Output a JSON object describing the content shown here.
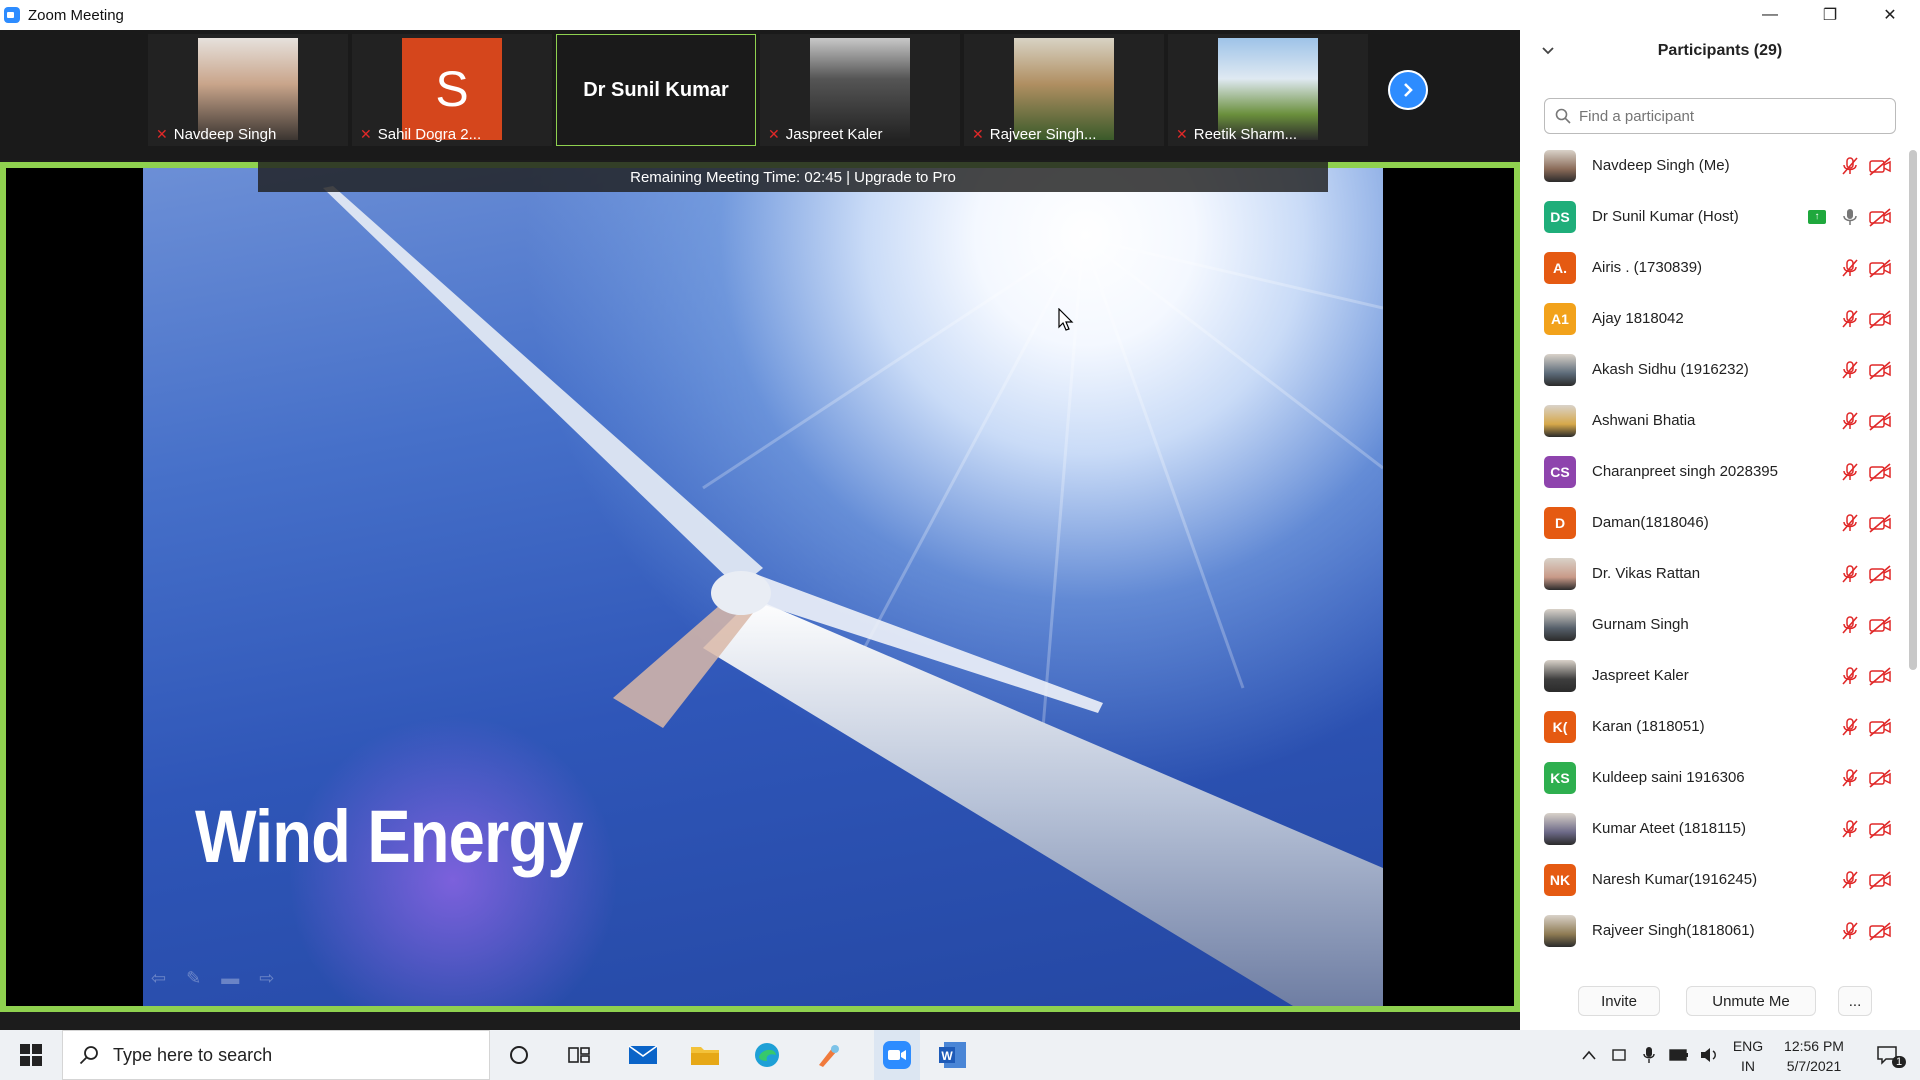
{
  "window": {
    "title": "Zoom Meeting",
    "min": "—",
    "restore": "❐",
    "close": "✕"
  },
  "thumbnails": [
    {
      "name": "Navdeep Singh",
      "color": "#b58f79"
    },
    {
      "name": "Sahil Dogra 2...",
      "initial": "S",
      "color": "#d5461c"
    },
    {
      "name": "Dr Sunil Kumar",
      "active": true
    },
    {
      "name": "Jaspreet Kaler",
      "color": "#4a4a4a"
    },
    {
      "name": "Rajveer Singh...",
      "color": "#8e7b53"
    },
    {
      "name": "Reetik Sharm...",
      "color": "#6a8f3c"
    }
  ],
  "meeting": {
    "timer_text": "Remaining Meeting Time: 02:45 | Upgrade to Pro",
    "slide_title": "Wind Energy"
  },
  "panel": {
    "title": "Participants (29)",
    "search_placeholder": "Find a participant",
    "participants": [
      {
        "name": "Navdeep Singh (Me)",
        "avatar": "photo",
        "color": "#8a6b58"
      },
      {
        "name": "Dr Sunil Kumar (Host)",
        "avatar": "DS",
        "color": "#1fae7a",
        "host": true
      },
      {
        "name": "Airis . (1730839)",
        "avatar": "A.",
        "color": "#e55a12"
      },
      {
        "name": "Ajay 1818042",
        "avatar": "A1",
        "color": "#f2a21b"
      },
      {
        "name": "Akash Sidhu (1916232)",
        "avatar": "photo",
        "color": "#5d6c7a"
      },
      {
        "name": "Ashwani Bhatia",
        "avatar": "photo",
        "color": "#d6a84a"
      },
      {
        "name": "Charanpreet singh 2028395",
        "avatar": "CS",
        "color": "#8e44ad"
      },
      {
        "name": "Daman(1818046)",
        "avatar": "D",
        "color": "#e55a12"
      },
      {
        "name": "Dr. Vikas Rattan",
        "avatar": "photo",
        "color": "#c99a88"
      },
      {
        "name": "Gurnam Singh",
        "avatar": "photo",
        "color": "#56606b"
      },
      {
        "name": "Jaspreet Kaler",
        "avatar": "photo",
        "color": "#3e3e3e"
      },
      {
        "name": "Karan (1818051)",
        "avatar": "K(",
        "color": "#e55a12"
      },
      {
        "name": "Kuldeep saini 1916306",
        "avatar": "KS",
        "color": "#2eaf4f"
      },
      {
        "name": "Kumar Ateet (1818115)",
        "avatar": "photo",
        "color": "#6d6a88"
      },
      {
        "name": "Naresh Kumar(1916245)",
        "avatar": "NK",
        "color": "#e55a12"
      },
      {
        "name": "Rajveer Singh(1818061)",
        "avatar": "photo",
        "color": "#8e7b53"
      }
    ],
    "footer": {
      "invite": "Invite",
      "unmute": "Unmute Me",
      "more": "..."
    }
  },
  "taskbar": {
    "search_placeholder": "Type here to search",
    "lang_line1": "ENG",
    "lang_line2": "IN",
    "time": "12:56 PM",
    "date": "5/7/2021",
    "notif_count": "1"
  }
}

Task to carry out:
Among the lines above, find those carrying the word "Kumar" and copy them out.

Answer for the task:
      "name": "Dr Sunil Kumar",
        "name": "Dr Sunil Kumar (Host)",
        "name": "Kumar Ateet (1818115)",
        "name": "Naresh Kumar(1916245)",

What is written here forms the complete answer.